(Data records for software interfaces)
- Opening Delimiter -
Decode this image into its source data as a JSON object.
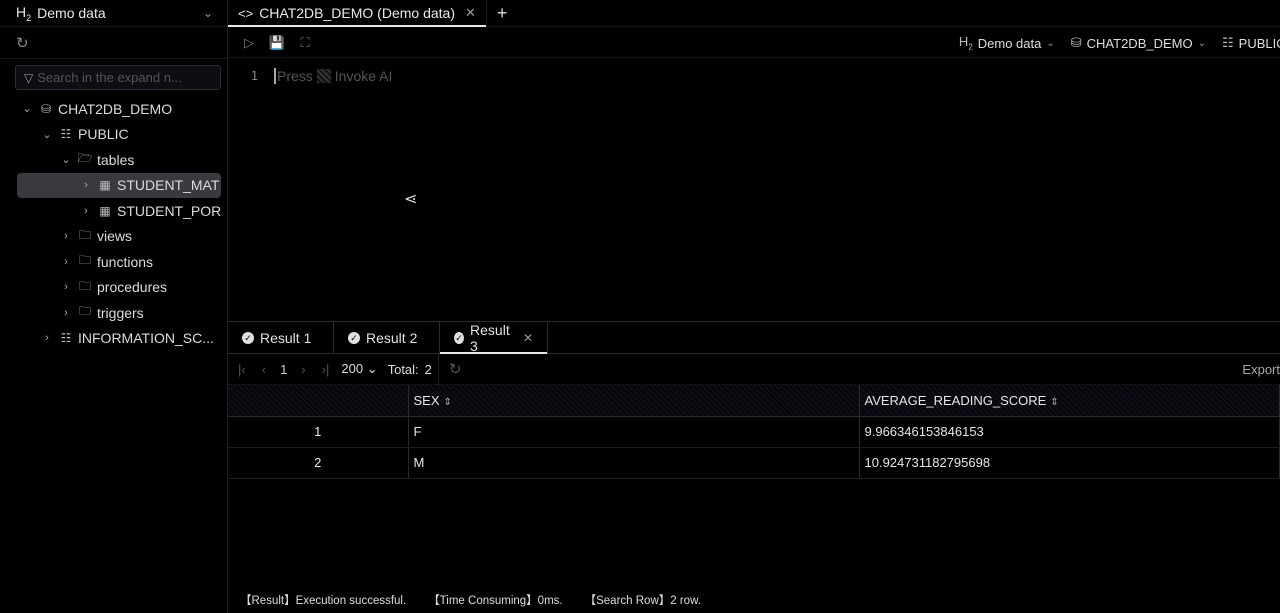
{
  "sidebar": {
    "datasource": {
      "prefix": "H",
      "prefix_sub": "2",
      "name": "Demo data"
    },
    "search_placeholder": "Search in the expand n...",
    "tree": [
      {
        "label": "CHAT2DB_DEMO",
        "icon": "database-icon",
        "expanded": true,
        "level": 0
      },
      {
        "label": "PUBLIC",
        "icon": "schema-icon",
        "expanded": true,
        "level": 1
      },
      {
        "label": "tables",
        "icon": "folder-open-icon",
        "expanded": true,
        "level": 2
      },
      {
        "label": "STUDENT_MAT",
        "icon": "table-icon",
        "expanded": false,
        "level": 3,
        "selected": true
      },
      {
        "label": "STUDENT_POR",
        "icon": "table-icon",
        "expanded": false,
        "level": 3
      },
      {
        "label": "views",
        "icon": "folder-icon",
        "expanded": false,
        "level": 2
      },
      {
        "label": "functions",
        "icon": "folder-icon",
        "expanded": false,
        "level": 2
      },
      {
        "label": "procedures",
        "icon": "folder-icon",
        "expanded": false,
        "level": 2
      },
      {
        "label": "triggers",
        "icon": "folder-icon",
        "expanded": false,
        "level": 2
      },
      {
        "label": "INFORMATION_SC...",
        "icon": "schema-icon",
        "expanded": false,
        "level": 1
      }
    ]
  },
  "tabs": [
    {
      "label": "CHAT2DB_DEMO (Demo data)",
      "active": true
    }
  ],
  "toolbar": {
    "context": {
      "datasource": "Demo data",
      "database": "CHAT2DB_DEMO",
      "schema": "PUBLIC"
    }
  },
  "editor": {
    "line_number": "1",
    "placeholder_press": "Press",
    "placeholder_action": "Invoke AI"
  },
  "results": {
    "tabs": [
      {
        "label": "Result 1",
        "active": false
      },
      {
        "label": "Result 2",
        "active": false
      },
      {
        "label": "Result 3",
        "active": true
      }
    ],
    "pager": {
      "current_page": "1",
      "page_size": "200",
      "total_label": "Total:",
      "total": "2",
      "export_label": "Export"
    },
    "columns": [
      "",
      "SEX",
      "AVERAGE_READING_SCORE"
    ],
    "rows": [
      [
        "1",
        "F",
        "9.966346153846153"
      ],
      [
        "2",
        "M",
        "10.924731182795698"
      ]
    ]
  },
  "status": {
    "result": "【Result】Execution successful.",
    "time": "【Time Consuming】0ms.",
    "rows": "【Search Row】2 row."
  }
}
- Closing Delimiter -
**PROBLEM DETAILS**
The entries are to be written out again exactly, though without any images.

**RESPONSE TO THIS TASK**
Decode this image into its source data as a JSON object.
{
  "sidebar": {
    "datasource": {
      "prefix": "H",
      "prefix_sub": "2",
      "name": "Demo data"
    },
    "search_placeholder": "Search in the expand n...",
    "tree": [
      {
        "label": "CHAT2DB_DEMO",
        "icon": "database-icon",
        "expanded": true,
        "level": 0
      },
      {
        "label": "PUBLIC",
        "icon": "schema-icon",
        "expanded": true,
        "level": 1
      },
      {
        "label": "tables",
        "icon": "folder-open-icon",
        "expanded": true,
        "level": 2
      },
      {
        "label": "STUDENT_MAT",
        "icon": "table-icon",
        "expanded": false,
        "level": 3,
        "selected": true
      },
      {
        "label": "STUDENT_POR",
        "icon": "table-icon",
        "expanded": false,
        "level": 3
      },
      {
        "label": "views",
        "icon": "folder-icon",
        "expanded": false,
        "level": 2
      },
      {
        "label": "functions",
        "icon": "folder-icon",
        "expanded": false,
        "level": 2
      },
      {
        "label": "procedures",
        "icon": "folder-icon",
        "expanded": false,
        "level": 2
      },
      {
        "label": "triggers",
        "icon": "folder-icon",
        "expanded": false,
        "level": 2
      },
      {
        "label": "INFORMATION_SC...",
        "icon": "schema-icon",
        "expanded": false,
        "level": 1
      }
    ]
  },
  "tabs": [
    {
      "label": "CHAT2DB_DEMO (Demo data)",
      "active": true
    }
  ],
  "toolbar": {
    "context": {
      "datasource": "Demo data",
      "database": "CHAT2DB_DEMO",
      "schema": "PUBLIC"
    }
  },
  "editor": {
    "line_number": "1",
    "placeholder_press": "Press",
    "placeholder_action": "Invoke AI"
  },
  "results": {
    "tabs": [
      {
        "label": "Result 1",
        "active": false
      },
      {
        "label": "Result 2",
        "active": false
      },
      {
        "label": "Result 3",
        "active": true
      }
    ],
    "pager": {
      "current_page": "1",
      "page_size": "200",
      "total_label": "Total:",
      "total": "2",
      "export_label": "Export"
    },
    "columns": [
      "",
      "SEX",
      "AVERAGE_READING_SCORE"
    ],
    "rows": [
      [
        "1",
        "F",
        "9.966346153846153"
      ],
      [
        "2",
        "M",
        "10.924731182795698"
      ]
    ]
  },
  "status": {
    "result": "【Result】Execution successful.",
    "time": "【Time Consuming】0ms.",
    "rows": "【Search Row】2 row."
  }
}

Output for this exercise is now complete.